gi·clée ZHēˈklā/nounnoun: giclée; plural noun: giclées; noun: giclee; plural noun: giclees
- a technology for fine art or photograph reproduction using a high-quality inkjet printer to make individual copies.
- a print produced using the giclée process.
According to Wikipedia:
The word giclée was appropriated by Jack Duganne, a printmaker working at Nash Editions. He wanted a name for the new type of prints they were producing on the IRIS printer, a large-format, high-resolution industrial prepress proofing inkjet printer they had adapted for fine-art printing. He was specifically looking for a word that would not have the negative connotations of "inkjet" or "computer generated". It is based on the French word gicleur, which means "nozzle" (the verb form gicler means "to squirt, spurt, or spray"). One unintended consequence of Duganne's choice of name was its problematic use in the French language since it is also modern French slang for male ejaculation.
Beside its original association with IRIS prints, the word giclée has come to be associated with other types of inkjet printing including processes that use fade-resistant, archival inks (pigment-based), and archival substrates primarily produced on Canon, Epson, HP and other large-format printers. These printers use the CMYK color process but may have multiple cartridges for variations of each color based on the CcMmYK color model (such as light magenta and light cyan inks in addition to regular magenta and cyan); this increases the apparent resolution and color gamut and allows smoother gradient transitions. A wide variety of substrates is available, including various textures and finishes such as matte photo paper, watercolor paper, cotton canvas, or artist textured vinyl.
Artists generally use inkjet printing to make reproductions of their original two-dimensional artwork, photographs, or computer-generated art. Professionally produced inkjet prints are much more expensive on a per-print basis than the four-color offset lithography process traditionally used for such reproductions.
Jennifer Kaiser Giclees are printed using the highest quality inks and canvas in the market. According to the Lightfast ratings from Wilhelm Imaging Research, all Kaiser giclees are printed of EPSOM Ultra Chrome ink onto PremierArt Water-Resistant Canvas that has a fade resistant life of 75 years! Lightfastness ratings are based on accelerated testing of prints on specialty media displayed indoors, under glass. Actual print stability will vary according to media, printed image, display conditions, light intensity and atmospheric conditions. Lightfastness ratings do not measure paper deterioration, such as yellowing. Epson does not guarantee the longevity of prints. For maximum print life display all prints under glass or lamination or properly store them.

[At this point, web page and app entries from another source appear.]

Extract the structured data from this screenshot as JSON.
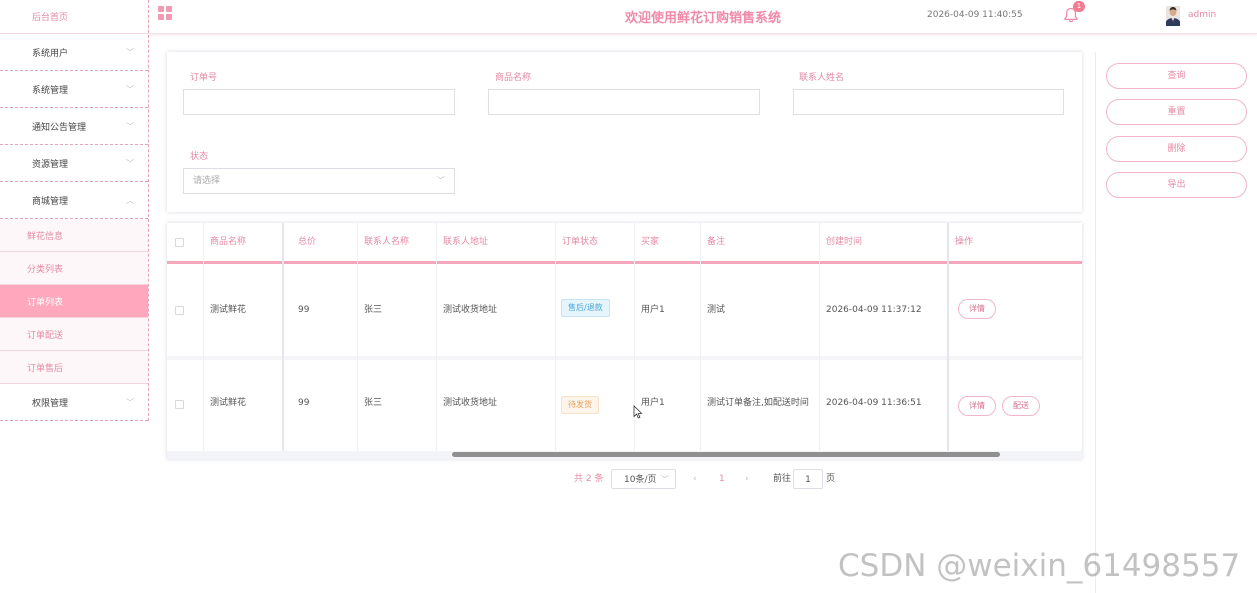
{
  "sidebar": {
    "home": "后台首页",
    "items": [
      {
        "label": "系统用户"
      },
      {
        "label": "系统管理"
      },
      {
        "label": "通知公告管理"
      },
      {
        "label": "资源管理"
      },
      {
        "label": "商城管理"
      }
    ],
    "sub_items": [
      {
        "label": "鲜花信息"
      },
      {
        "label": "分类列表"
      },
      {
        "label": "订单列表"
      },
      {
        "label": "订单配送"
      },
      {
        "label": "订单售后"
      }
    ],
    "last_item": "权限管理"
  },
  "header": {
    "title": "欢迎使用鲜花订购销售系统",
    "datetime": "2026-04-09 11:40:55",
    "notification_count": "1",
    "username": "admin"
  },
  "search": {
    "order_no_label": "订单号",
    "product_name_label": "商品名称",
    "contact_name_label": "联系人姓名",
    "status_label": "状态",
    "status_placeholder": "请选择"
  },
  "actions": {
    "query": "查询",
    "reset": "重置",
    "delete": "删除",
    "export": "导出"
  },
  "table": {
    "columns": [
      "商品名称",
      "总价",
      "联系人名称",
      "联系人地址",
      "订单状态",
      "买家",
      "备注",
      "创建时间",
      "操作"
    ],
    "rows": [
      {
        "product": "测试鲜花",
        "price": "99",
        "contact": "张三",
        "address": "测试收货地址",
        "status": "售后/退款",
        "buyer": "用户1",
        "remark": "测试",
        "created": "2026-04-09 11:37:12",
        "op1": "详情"
      },
      {
        "product": "测试鲜花",
        "price": "99",
        "contact": "张三",
        "address": "测试收货地址",
        "status": "待发货",
        "buyer": "用户1",
        "remark": "测试订单备注,如配送时间",
        "created": "2026-04-09 11:36:51",
        "op1": "详情",
        "op2": "配送"
      }
    ]
  },
  "pagination": {
    "total": "共 2 条",
    "page_size": "10条/页",
    "prev": "‹",
    "current": "1",
    "next": "›",
    "goto_label": "前往",
    "goto_value": "1",
    "page_suffix": "页"
  },
  "watermark": "CSDN @weixin_61498557",
  "colors": {
    "accent": "#f08aa8",
    "active_menu": "#ffa8bd",
    "tag_blue": "#46a4d8",
    "tag_orange": "#e7a25a"
  }
}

Ratings based on testing conducted by Epson and Wilhelm Imaging Research. As with traditional photos, proper care will maximize display life.
**Testing currently in progress. Projected time estimated on current progress of test.